6.       Confine each person’s role

The best leveraging of yours and your employees’ time is to confine each person’s role to the highest and best use of their time. In particular, as a business owner, you should not do tasks that limit your ability to operate at a higher level, as it will be to the detriment of your business’s profitability. Look at the bookkeeping function in this light and decide what tasks your bookkeeper should do to provide you and your employees with the greatest leverage of their time.

7.       Focus on cash flow

One of the most common reasons that a small business fails (especially in its early days) is cash flow. Failing to plan and manage cash flow will deprive your business of the lifeblood it needs to survive and thrive. Managing the billing cycle and collections will ensure you keep cash flow up. Prompt billing and receivables management are simple functions, but let them slide and you will run out of money. Forward cash flow planning is important in the early days in particular so that you can preserve cash flow and meet obligations as and when they fall due.

8.       Build good systems

Systems and processes drive efficiency in business, so look carefully at your record-keeping function and build robust systems around record-keeping procedures, source record filing, and reporting. Document the system and assign responsibilities to the appropriate persons, including employees, bookkeeper and accountant.

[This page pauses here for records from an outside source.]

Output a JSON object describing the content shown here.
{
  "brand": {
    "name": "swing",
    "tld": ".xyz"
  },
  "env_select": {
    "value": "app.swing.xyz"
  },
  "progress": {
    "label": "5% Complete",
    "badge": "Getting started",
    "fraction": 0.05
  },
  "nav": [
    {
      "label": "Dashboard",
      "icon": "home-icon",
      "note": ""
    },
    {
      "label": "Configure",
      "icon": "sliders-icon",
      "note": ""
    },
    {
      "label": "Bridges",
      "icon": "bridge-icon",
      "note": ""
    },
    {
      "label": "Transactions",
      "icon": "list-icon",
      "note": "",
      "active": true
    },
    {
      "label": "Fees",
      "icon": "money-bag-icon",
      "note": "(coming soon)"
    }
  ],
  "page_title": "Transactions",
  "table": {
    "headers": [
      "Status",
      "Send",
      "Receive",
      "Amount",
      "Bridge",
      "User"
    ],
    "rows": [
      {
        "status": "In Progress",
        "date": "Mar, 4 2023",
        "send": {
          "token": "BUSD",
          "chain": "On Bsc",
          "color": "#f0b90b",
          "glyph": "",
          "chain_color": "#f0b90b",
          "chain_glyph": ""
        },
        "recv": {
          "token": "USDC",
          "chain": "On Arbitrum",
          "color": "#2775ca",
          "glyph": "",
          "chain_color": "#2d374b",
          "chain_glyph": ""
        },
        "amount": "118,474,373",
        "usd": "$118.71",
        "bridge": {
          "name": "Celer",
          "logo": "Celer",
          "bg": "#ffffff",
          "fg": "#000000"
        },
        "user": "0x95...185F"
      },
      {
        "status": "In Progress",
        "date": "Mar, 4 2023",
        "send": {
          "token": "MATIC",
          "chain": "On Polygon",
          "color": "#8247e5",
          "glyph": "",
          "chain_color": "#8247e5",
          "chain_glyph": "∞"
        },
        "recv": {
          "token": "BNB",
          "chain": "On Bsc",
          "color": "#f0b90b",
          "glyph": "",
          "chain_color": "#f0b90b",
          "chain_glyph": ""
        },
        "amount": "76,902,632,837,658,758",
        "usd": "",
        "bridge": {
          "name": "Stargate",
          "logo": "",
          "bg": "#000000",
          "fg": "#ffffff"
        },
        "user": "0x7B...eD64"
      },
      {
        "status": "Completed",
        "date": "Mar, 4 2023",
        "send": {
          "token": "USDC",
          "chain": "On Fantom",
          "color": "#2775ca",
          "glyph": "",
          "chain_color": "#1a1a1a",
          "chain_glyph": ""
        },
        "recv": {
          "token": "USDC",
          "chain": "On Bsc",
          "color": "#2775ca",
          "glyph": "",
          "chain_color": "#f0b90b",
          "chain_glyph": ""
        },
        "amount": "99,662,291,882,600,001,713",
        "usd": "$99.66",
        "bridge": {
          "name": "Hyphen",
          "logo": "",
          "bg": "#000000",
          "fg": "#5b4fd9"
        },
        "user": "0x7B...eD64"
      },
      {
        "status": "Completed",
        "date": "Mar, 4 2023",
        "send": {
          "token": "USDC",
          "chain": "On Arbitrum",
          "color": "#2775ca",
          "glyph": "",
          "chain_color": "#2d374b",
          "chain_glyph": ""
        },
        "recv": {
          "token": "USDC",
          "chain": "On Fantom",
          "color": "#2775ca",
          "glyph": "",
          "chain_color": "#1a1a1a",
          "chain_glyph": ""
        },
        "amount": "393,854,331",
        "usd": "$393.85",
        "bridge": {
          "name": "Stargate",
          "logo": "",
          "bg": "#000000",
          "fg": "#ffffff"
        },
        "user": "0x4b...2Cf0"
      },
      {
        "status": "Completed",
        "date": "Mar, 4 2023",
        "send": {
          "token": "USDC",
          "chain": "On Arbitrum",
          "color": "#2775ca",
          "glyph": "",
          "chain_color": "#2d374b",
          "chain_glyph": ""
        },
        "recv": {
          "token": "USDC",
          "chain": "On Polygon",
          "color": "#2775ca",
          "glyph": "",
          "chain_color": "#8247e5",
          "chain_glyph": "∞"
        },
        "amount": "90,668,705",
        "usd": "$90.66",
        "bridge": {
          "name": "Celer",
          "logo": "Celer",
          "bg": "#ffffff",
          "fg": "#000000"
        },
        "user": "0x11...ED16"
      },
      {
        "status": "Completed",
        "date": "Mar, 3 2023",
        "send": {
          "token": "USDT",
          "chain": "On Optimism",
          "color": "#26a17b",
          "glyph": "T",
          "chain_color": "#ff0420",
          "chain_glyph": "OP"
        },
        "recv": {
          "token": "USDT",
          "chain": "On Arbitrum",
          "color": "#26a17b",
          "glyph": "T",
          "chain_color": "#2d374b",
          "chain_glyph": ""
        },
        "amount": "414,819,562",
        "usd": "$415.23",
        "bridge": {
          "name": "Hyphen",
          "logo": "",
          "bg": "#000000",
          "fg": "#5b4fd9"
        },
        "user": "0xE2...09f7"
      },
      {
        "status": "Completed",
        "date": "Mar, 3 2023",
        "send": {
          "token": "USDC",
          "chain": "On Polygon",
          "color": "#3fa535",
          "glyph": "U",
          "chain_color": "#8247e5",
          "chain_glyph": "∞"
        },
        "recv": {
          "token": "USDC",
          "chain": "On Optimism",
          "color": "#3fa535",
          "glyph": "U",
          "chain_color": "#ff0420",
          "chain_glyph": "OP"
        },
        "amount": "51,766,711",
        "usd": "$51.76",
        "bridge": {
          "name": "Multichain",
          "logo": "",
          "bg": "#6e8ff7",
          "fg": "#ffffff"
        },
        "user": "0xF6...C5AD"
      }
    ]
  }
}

9.       Understand Tax Office reporting obligations

Many businesses fail or get themselves into trouble early because they fail to understand their record-keeping obligations for income tax and GST purposes. The ability to understand what you owe the Tax Office and when is crucial. If you understand what your obligations are, you should be able to avoid any nasty surprises and comfortably handle any level of enquiry from the Tax Office.

10.   Manage employee obligations

Australia is one of the more difficult places in the world to be a small business employer. There are a myriad of government and other authorities to deal with including the Fair Work Commission, Tax Office, Offices of State Revenue and Workers Compensation  each with their own set of rules and administration practices. Consider whether you want to face this workload alone or whether you should seek outsourced assistance from a bookkeeper.

Outsourcing is neither a trend nor a fad. Outsourcing is an increasingly popular management tool for people who are time-poor and looking to get better value out of their time. Here’s what some of the experts have to say about outsourcing:

Attention Bookkeepers: this video is available to share/link or embed to your website and social media channels. ABN Members you will find instructions on the Promo Material page in your members centre.